A film that jogs memories for Mike, as in the process of revisiting Fight Club he realises what an impact it had on him as a teenager. David Fincher’s outrageously stylish and visceral story of a generation of dispossessed men finding purpose in violence has only increased in relevance in the twenty years since its release, drawing comparisons to incels and school shooters, but it also leads Mike to recall how it affected his interests and attitudes in his youth. José, who saw it on its release, was on the positive side of its mixed response and recalls trying to convince his friends of its greatness – and is proud to have been proven right in the years since, in which it rapidly became perhaps the defining cult hit.

Mike is surprised to discover a sexual dimension to it that he hadn’t quite realised was there – obviously, Tyler and Marla’s ceiling-shaking lovemaking sessions hadn’t escaped his attention, but it wasn’t until this screening that he saw Marla as desirable and human, rather than simply present and symbolic. She’s weary but hopeful, fiery and alive but constantly flirting with death, and with the benefit of knowing the film’s infamous twist, deeply sympathetic. Mike argues, too, for a strain of homoeroticism in the fighting and particularly in Brad Pitt’s appearance – more than powerful and intimidating, he’s attractive, the narrator’s ideal self (though we don’t, as José points out, see him topless and sweaty nearly as often as we might remember).

It’s not without its problems. The question of exactly what it says, and indeed how deliberately it says it, is dependant perhaps on the viewer’s mood and cultural context as much as anything. Fight Club wants to be thought of as a satire, that’s clear, but of what – and is it as much of a satire as it thinks it is? Mike suggests that much of what drives this problematic area of debate is the effectiveness with which the film brings us into the narrator’s mental state, conveying beautifully his attitudes, desires, repressions, regardless of whether we might think of them as positive or negative. Were the film more objective, more willing to offer judgement of its characters, these questions would be less troubling but the film would have none of its potency.

We agree that Fight Club is a considerable piece of work – José less enthusiastically, but it would be hard to be as turned on by it as Mike is. To have seen it on the big screen is a treat – every one of its compositions is electrifying, beautiful, considered and inventive – and the themes it explores have only grown in relevance since 1999. If it comes round, don’t hesitate to buy front row tickets. If it doesn’t, dig out the DVD, which you definitely own, and watch it again.

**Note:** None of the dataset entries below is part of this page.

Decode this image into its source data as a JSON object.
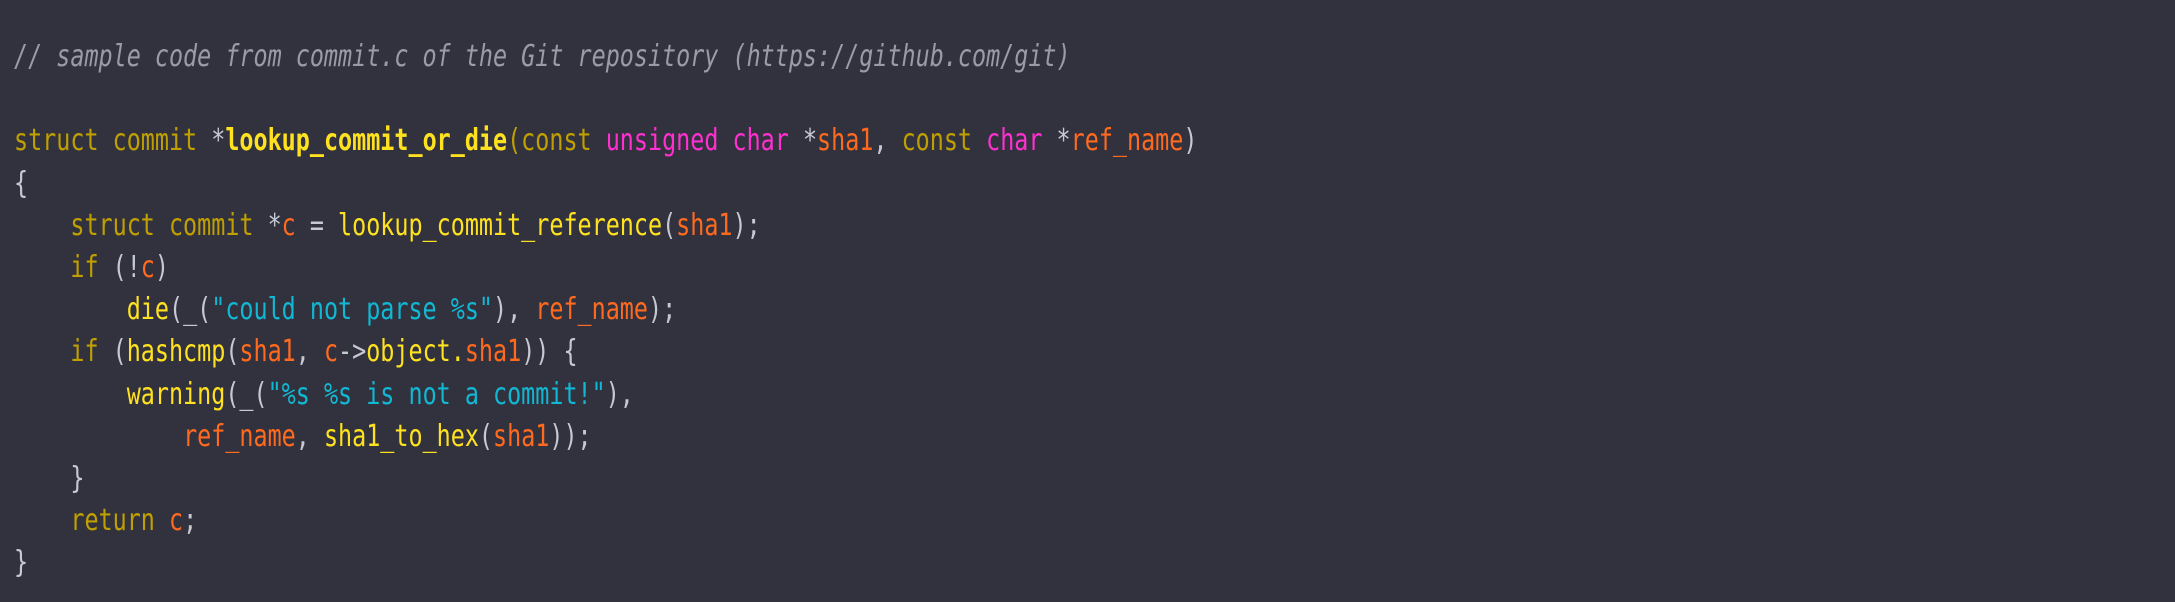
{
  "editor": {
    "background_color": "#32323e",
    "language": "C",
    "source_file": "commit.c",
    "palette": {
      "comment": "#9a9aa8",
      "keyword": "#c0a000",
      "type": "#ff2fd0",
      "function": "#ffe21f",
      "variable": "#ff6a1f",
      "string": "#11b8d4",
      "punctuation": "#c6c9d2",
      "background": "#32323e"
    },
    "lines": [
      {
        "tokens": [
          {
            "t": "// sample code from commit.c of the Git repository (https://github.com/git)",
            "c": "cm"
          }
        ]
      },
      {
        "tokens": []
      },
      {
        "tokens": [
          {
            "t": "struct commit ",
            "c": "kw"
          },
          {
            "t": "*",
            "c": "pu"
          },
          {
            "t": "lookup_commit_or_die",
            "c": "fnb"
          },
          {
            "t": "(const ",
            "c": "kw"
          },
          {
            "t": "unsigned char ",
            "c": "ty"
          },
          {
            "t": "*",
            "c": "pu"
          },
          {
            "t": "sha1",
            "c": "va"
          },
          {
            "t": ", ",
            "c": "pu"
          },
          {
            "t": "const ",
            "c": "kw"
          },
          {
            "t": "char ",
            "c": "ty"
          },
          {
            "t": "*",
            "c": "pu"
          },
          {
            "t": "ref_name",
            "c": "va"
          },
          {
            "t": ")",
            "c": "pu"
          }
        ]
      },
      {
        "tokens": [
          {
            "t": "{",
            "c": "pu"
          }
        ]
      },
      {
        "tokens": [
          {
            "t": "    ",
            "c": "pu"
          },
          {
            "t": "struct commit ",
            "c": "kw"
          },
          {
            "t": "*",
            "c": "pu"
          },
          {
            "t": "c",
            "c": "va"
          },
          {
            "t": " = ",
            "c": "pu"
          },
          {
            "t": "lookup_commit_reference",
            "c": "fn"
          },
          {
            "t": "(",
            "c": "pu"
          },
          {
            "t": "sha1",
            "c": "va"
          },
          {
            "t": ");",
            "c": "pu"
          }
        ]
      },
      {
        "tokens": [
          {
            "t": "    ",
            "c": "pu"
          },
          {
            "t": "if",
            "c": "kw"
          },
          {
            "t": " (!",
            "c": "pu"
          },
          {
            "t": "c",
            "c": "va"
          },
          {
            "t": ")",
            "c": "pu"
          }
        ]
      },
      {
        "tokens": [
          {
            "t": "        ",
            "c": "pu"
          },
          {
            "t": "die",
            "c": "fn"
          },
          {
            "t": "(_(",
            "c": "pu"
          },
          {
            "t": "\"could not parse %s\"",
            "c": "st"
          },
          {
            "t": "), ",
            "c": "pu"
          },
          {
            "t": "ref_name",
            "c": "va"
          },
          {
            "t": ");",
            "c": "pu"
          }
        ]
      },
      {
        "tokens": [
          {
            "t": "    ",
            "c": "pu"
          },
          {
            "t": "if",
            "c": "kw"
          },
          {
            "t": " (",
            "c": "pu"
          },
          {
            "t": "hashcmp",
            "c": "fn"
          },
          {
            "t": "(",
            "c": "pu"
          },
          {
            "t": "sha1",
            "c": "va"
          },
          {
            "t": ", ",
            "c": "pu"
          },
          {
            "t": "c",
            "c": "va"
          },
          {
            "t": "->",
            "c": "pu"
          },
          {
            "t": "object",
            "c": "fn"
          },
          {
            "t": ".",
            "c": "fn"
          },
          {
            "t": "sha1",
            "c": "va"
          },
          {
            "t": ")) {",
            "c": "pu"
          }
        ]
      },
      {
        "tokens": [
          {
            "t": "        ",
            "c": "pu"
          },
          {
            "t": "warning",
            "c": "fn"
          },
          {
            "t": "(_(",
            "c": "pu"
          },
          {
            "t": "\"%s %s is not a commit!\"",
            "c": "st"
          },
          {
            "t": "),",
            "c": "pu"
          }
        ]
      },
      {
        "tokens": [
          {
            "t": "            ",
            "c": "pu"
          },
          {
            "t": "ref_name",
            "c": "va"
          },
          {
            "t": ", ",
            "c": "pu"
          },
          {
            "t": "sha1_to_hex",
            "c": "fn"
          },
          {
            "t": "(",
            "c": "pu"
          },
          {
            "t": "sha1",
            "c": "va"
          },
          {
            "t": "));",
            "c": "pu"
          }
        ]
      },
      {
        "tokens": [
          {
            "t": "    }",
            "c": "pu"
          }
        ]
      },
      {
        "tokens": [
          {
            "t": "    ",
            "c": "pu"
          },
          {
            "t": "return",
            "c": "kw"
          },
          {
            "t": " ",
            "c": "pu"
          },
          {
            "t": "c",
            "c": "va"
          },
          {
            "t": ";",
            "c": "pu"
          }
        ]
      },
      {
        "tokens": [
          {
            "t": "}",
            "c": "pu"
          }
        ]
      }
    ]
  }
}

The podcast can be listened to in the players above or on iTunes.

With José Arroyo of First Impressions and Michael Glass of Writing About Film.

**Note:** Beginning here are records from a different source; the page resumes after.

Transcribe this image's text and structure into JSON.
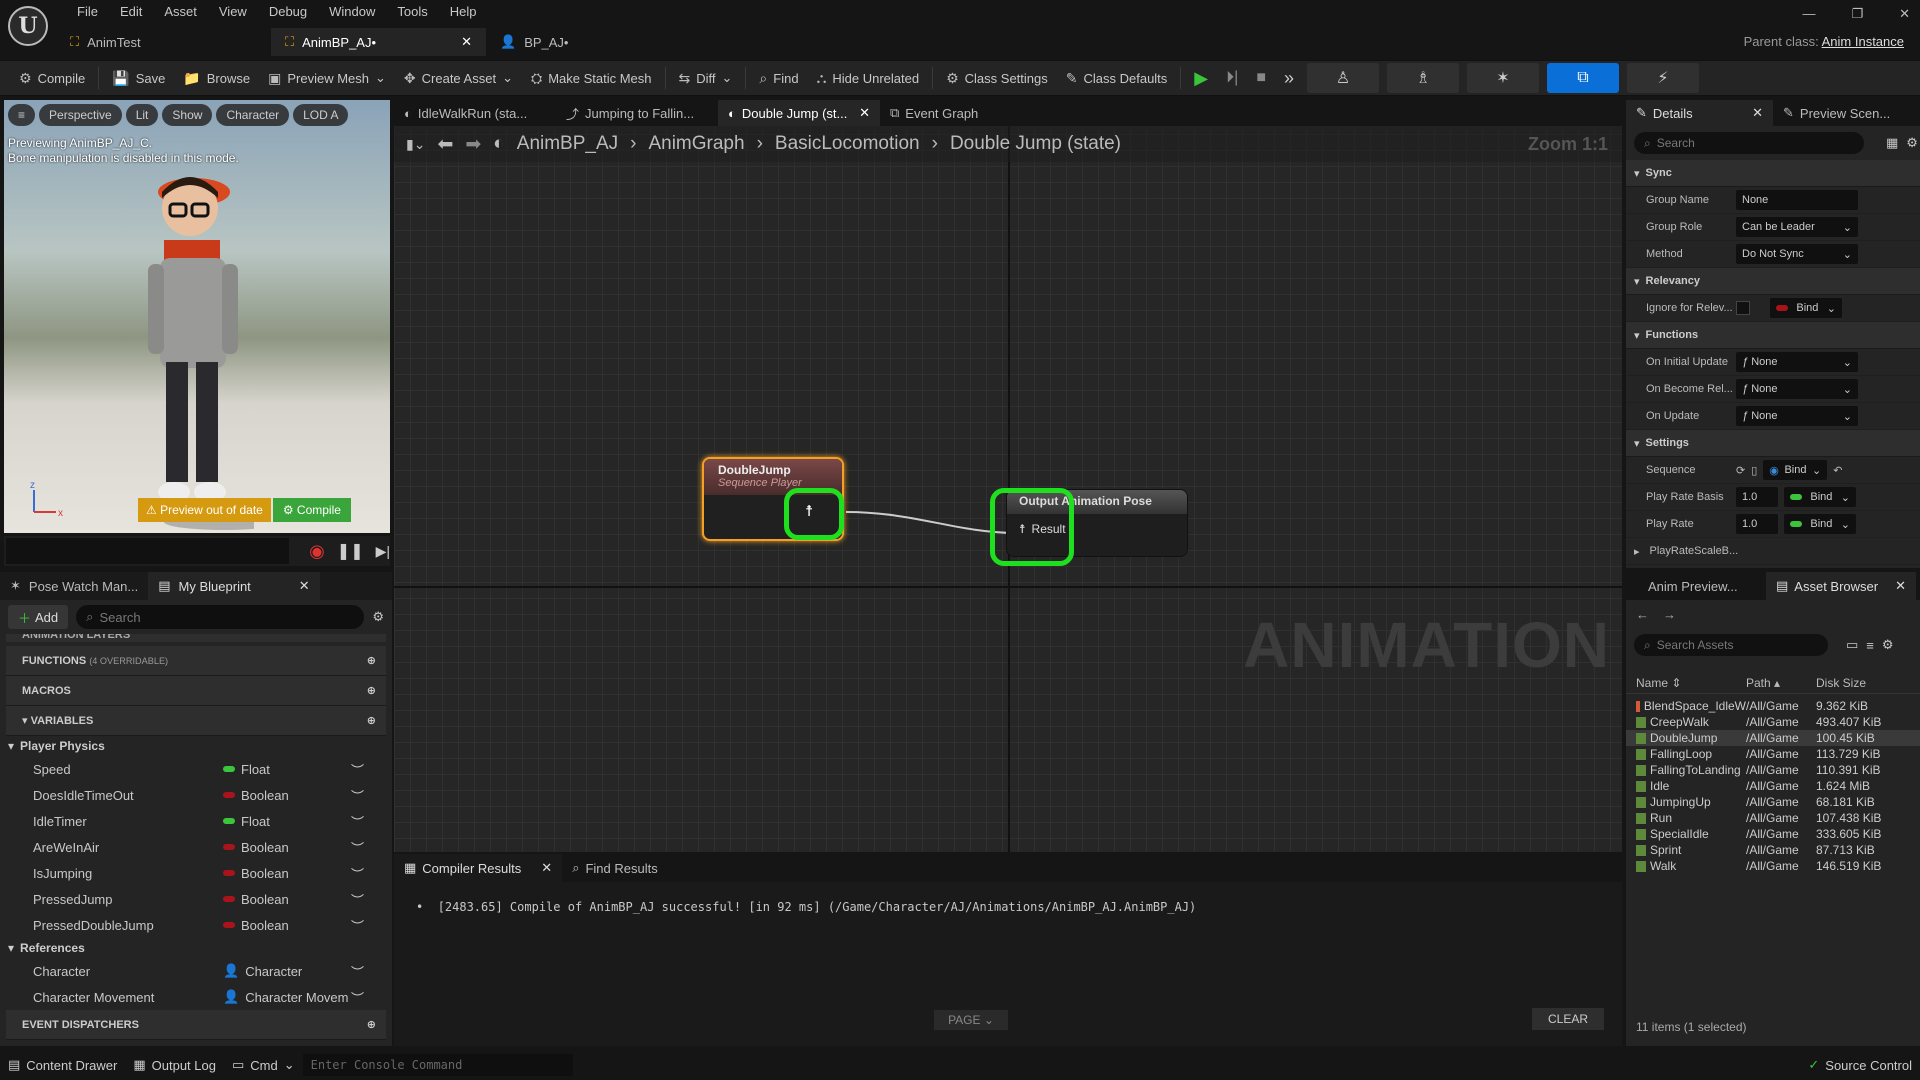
{
  "menu": [
    "File",
    "Edit",
    "Asset",
    "View",
    "Debug",
    "Window",
    "Tools",
    "Help"
  ],
  "doc_tabs": [
    {
      "label": "AnimTest",
      "active": false
    },
    {
      "label": "AnimBP_AJ•",
      "active": true
    },
    {
      "label": "BP_AJ•",
      "active": false
    }
  ],
  "parent_class": {
    "label": "Parent class:",
    "value": "Anim Instance"
  },
  "toolbar": {
    "compile": "Compile",
    "save": "Save",
    "browse": "Browse",
    "preview_mesh": "Preview Mesh",
    "create_asset": "Create Asset",
    "make_static_mesh": "Make Static Mesh",
    "diff": "Diff",
    "find": "Find",
    "hide_unrelated": "Hide Unrelated",
    "class_settings": "Class Settings",
    "class_defaults": "Class Defaults"
  },
  "viewport": {
    "pills": [
      "Perspective",
      "Lit",
      "Show",
      "Character",
      "LOD A"
    ],
    "note1": "Previewing AnimBP_AJ_C.",
    "note2": "Bone manipulation is disabled in this mode.",
    "preview_out_of_date": "Preview out of date",
    "compile": "Compile",
    "axis_z": "z",
    "axis_x": "x"
  },
  "left_panel": {
    "tabs": [
      "Pose Watch Man...",
      "My Blueprint"
    ],
    "add": "Add",
    "search_placeholder": "Search",
    "clipped_section": "ANIMATION LAYERS",
    "functions": "FUNCTIONS",
    "functions_note": "(4 OVERRIDABLE)",
    "macros": "MACROS",
    "variables": "VARIABLES",
    "player_physics": "Player Physics",
    "vars": [
      {
        "name": "Speed",
        "type": "Float",
        "color": "#3cc43c"
      },
      {
        "name": "DoesIdleTimeOut",
        "type": "Boolean",
        "color": "#a8141a"
      },
      {
        "name": "IdleTimer",
        "type": "Float",
        "color": "#3cc43c"
      },
      {
        "name": "AreWeInAir",
        "type": "Boolean",
        "color": "#a8141a"
      },
      {
        "name": "IsJumping",
        "type": "Boolean",
        "color": "#a8141a"
      },
      {
        "name": "PressedJump",
        "type": "Boolean",
        "color": "#a8141a"
      },
      {
        "name": "PressedDoubleJump",
        "type": "Boolean",
        "color": "#a8141a"
      }
    ],
    "references": "References",
    "refs": [
      {
        "name": "Character",
        "type": "Character"
      },
      {
        "name": "Character Movement",
        "type": "Character Movem"
      }
    ],
    "event_dispatchers": "EVENT DISPATCHERS"
  },
  "graph": {
    "tabs": [
      "IdleWalkRun (sta...",
      "Jumping to Fallin...",
      "Double Jump (st...",
      "Event Graph"
    ],
    "breadcrumb": [
      "AnimBP_AJ",
      "AnimGraph",
      "BasicLocomotion",
      "Double Jump (state)"
    ],
    "zoom": "Zoom 1:1",
    "watermark": "ANIMATION",
    "node1_title": "DoubleJump",
    "node1_sub": "Sequence Player",
    "node2_title": "Output Animation Pose",
    "node2_pin": "Result"
  },
  "bottom": {
    "tabs": [
      "Compiler Results",
      "Find Results"
    ],
    "log": "[2483.65] Compile of AnimBP_AJ successful! [in 92 ms] (/Game/Character/AJ/Animations/AnimBP_AJ.AnimBP_AJ)",
    "page": "PAGE",
    "clear": "CLEAR"
  },
  "details": {
    "tabs": [
      "Details",
      "Preview Scen..."
    ],
    "search_placeholder": "Search",
    "sync": "Sync",
    "group_name": "Group Name",
    "group_name_val": "None",
    "group_role": "Group Role",
    "group_role_val": "Can be Leader",
    "method": "Method",
    "method_val": "Do Not Sync",
    "relevancy": "Relevancy",
    "ignore": "Ignore for Relev...",
    "bind": "Bind",
    "functions": "Functions",
    "on_initial": "On Initial Update",
    "on_become": "On Become Rel...",
    "on_update": "On Update",
    "none": "None",
    "settings": "Settings",
    "sequence": "Sequence",
    "play_rate_basis": "Play Rate Basis",
    "play_rate": "Play Rate",
    "one": "1.0",
    "play_rate_scale": "PlayRateScaleB..."
  },
  "assets": {
    "tabs": [
      "Anim Preview...",
      "Asset Browser"
    ],
    "search_placeholder": "Search Assets",
    "headers": [
      "Name",
      "Path",
      "Disk Size"
    ],
    "rows": [
      {
        "name": "BlendSpace_IdleW",
        "path": "/All/Game",
        "size": "9.362 KiB",
        "sel": false
      },
      {
        "name": "CreepWalk",
        "path": "/All/Game",
        "size": "493.407 KiB",
        "sel": false
      },
      {
        "name": "DoubleJump",
        "path": "/All/Game",
        "size": "100.45 KiB",
        "sel": true
      },
      {
        "name": "FallingLoop",
        "path": "/All/Game",
        "size": "113.729 KiB",
        "sel": false
      },
      {
        "name": "FallingToLanding",
        "path": "/All/Game",
        "size": "110.391 KiB",
        "sel": false
      },
      {
        "name": "Idle",
        "path": "/All/Game",
        "size": "1.624 MiB",
        "sel": false
      },
      {
        "name": "JumpingUp",
        "path": "/All/Game",
        "size": "68.181 KiB",
        "sel": false
      },
      {
        "name": "Run",
        "path": "/All/Game",
        "size": "107.438 KiB",
        "sel": false
      },
      {
        "name": "SpecialIdle",
        "path": "/All/Game",
        "size": "333.605 KiB",
        "sel": false
      },
      {
        "name": "Sprint",
        "path": "/All/Game",
        "size": "87.713 KiB",
        "sel": false
      },
      {
        "name": "Walk",
        "path": "/All/Game",
        "size": "146.519 KiB",
        "sel": false
      }
    ],
    "footer": "11 items (1 selected)"
  },
  "status": {
    "content_drawer": "Content Drawer",
    "output_log": "Output Log",
    "cmd": "Cmd",
    "console_placeholder": "Enter Console Command",
    "source_control": "Source Control"
  }
}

55 – Unsane

A low-budget psychological thriller, Unsane is a less involving film than its subject matter and star deserve. Claire Foy is extraordinarily powerful as a paranoid prisoner of mental trauma inflicted on her by a stalker and bureaucratic malfeasance, distressed, knowing, sarcastic, resistant. The film fails her in other areas but is an intriguing experiment nonetheless, and we find much to discuss, including its cinematography, relationship to termite art, and potential audiences.

The podcast can be listened to in the player above or on iTunes.

With José Arroyo of First Impressions and Michael Glass of Writing About Film.